Problem => Every line of the records below that has the word "JSON" should be copied.

Dataset entries:
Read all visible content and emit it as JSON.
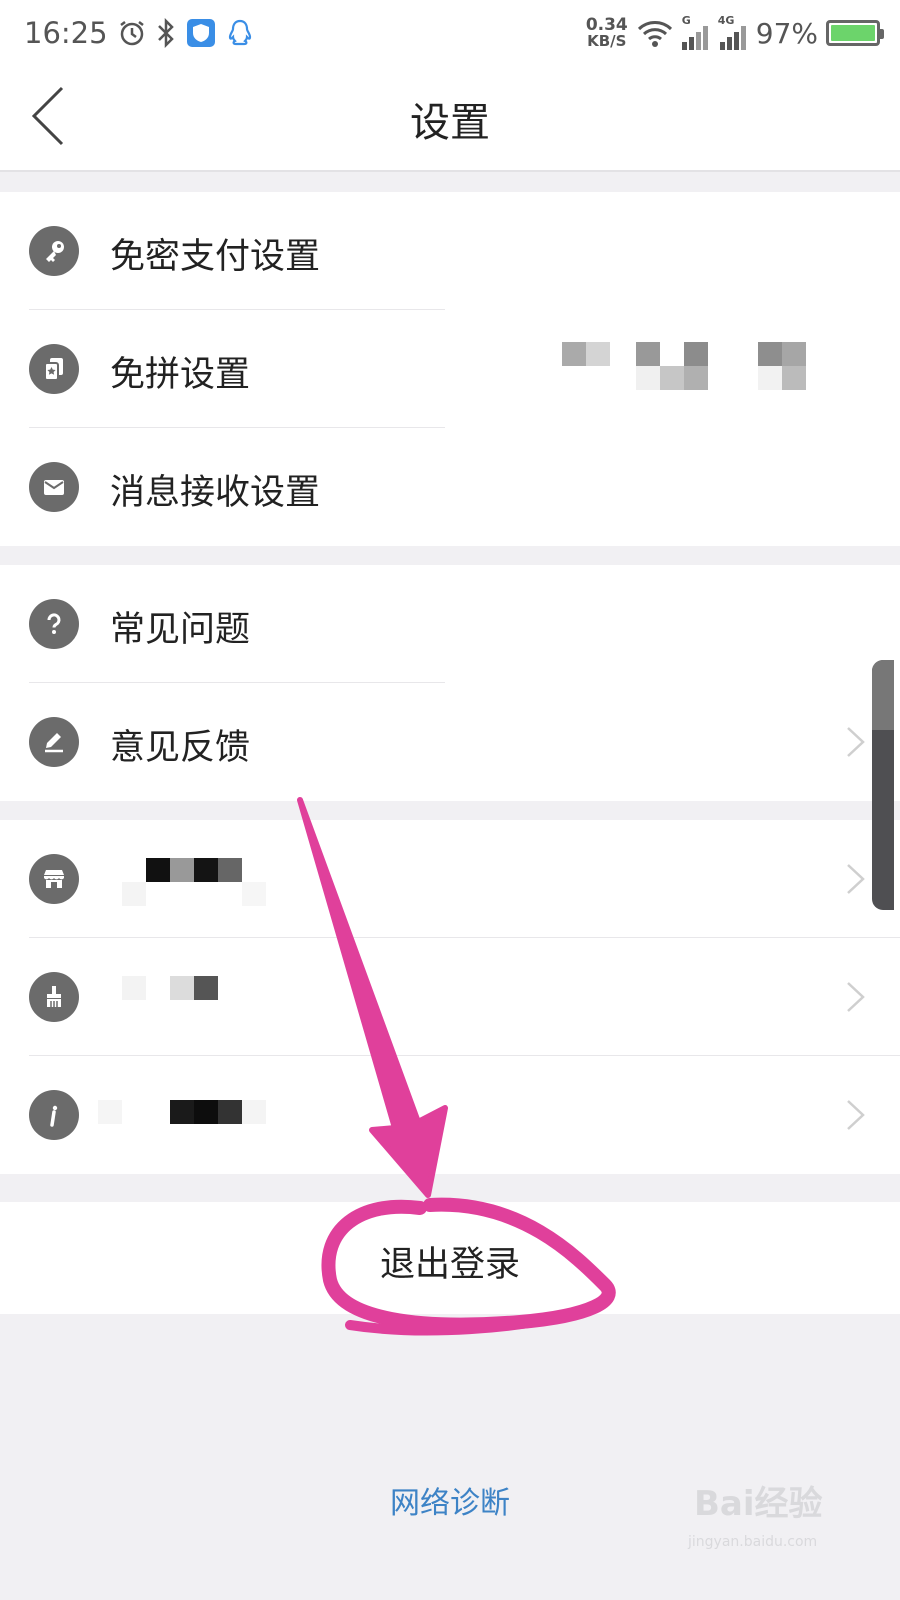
{
  "status": {
    "time": "16:25",
    "speed_value": "0.34",
    "speed_unit": "KB/S",
    "sim1": "G",
    "sim2": "4G",
    "battery": "97%"
  },
  "nav": {
    "title": "设置"
  },
  "groups": [
    {
      "items": [
        {
          "label": "免密支付设置",
          "icon": "key-icon"
        },
        {
          "label": "免拼设置",
          "icon": "cards-icon"
        },
        {
          "label": "消息接收设置",
          "icon": "mail-icon"
        }
      ]
    },
    {
      "items": [
        {
          "label": "常见问题",
          "icon": "question-icon"
        },
        {
          "label": "意见反馈",
          "icon": "edit-icon"
        }
      ]
    },
    {
      "items": [
        {
          "label": "",
          "icon": "store-icon"
        },
        {
          "label": "",
          "icon": "broom-icon"
        },
        {
          "label": "",
          "icon": "info-icon"
        }
      ]
    }
  ],
  "logout": {
    "label": "退出登录"
  },
  "footer": {
    "diagnose": "网络诊断"
  },
  "watermark": {
    "brand": "Bai经验",
    "url": "jingyan.baidu.com"
  },
  "colors": {
    "accent_link": "#3d83c6",
    "annotation": "#e0409b",
    "icon_gray": "#6b6b6b"
  }
}
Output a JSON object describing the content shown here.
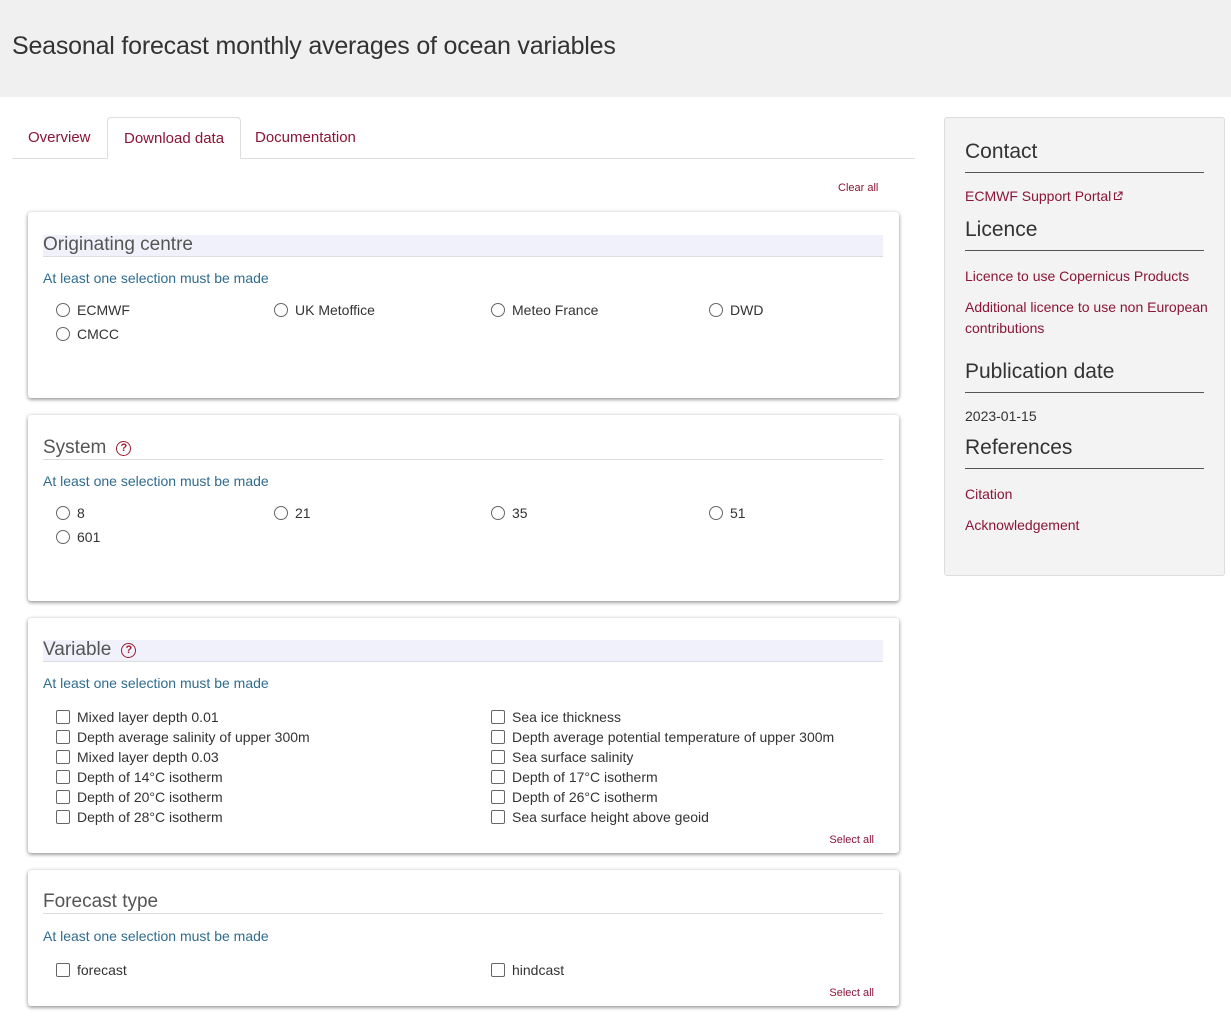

Answer to this exercise =>
Read all visible content and emit it as JSON.
Output a JSON object describing the content shown here.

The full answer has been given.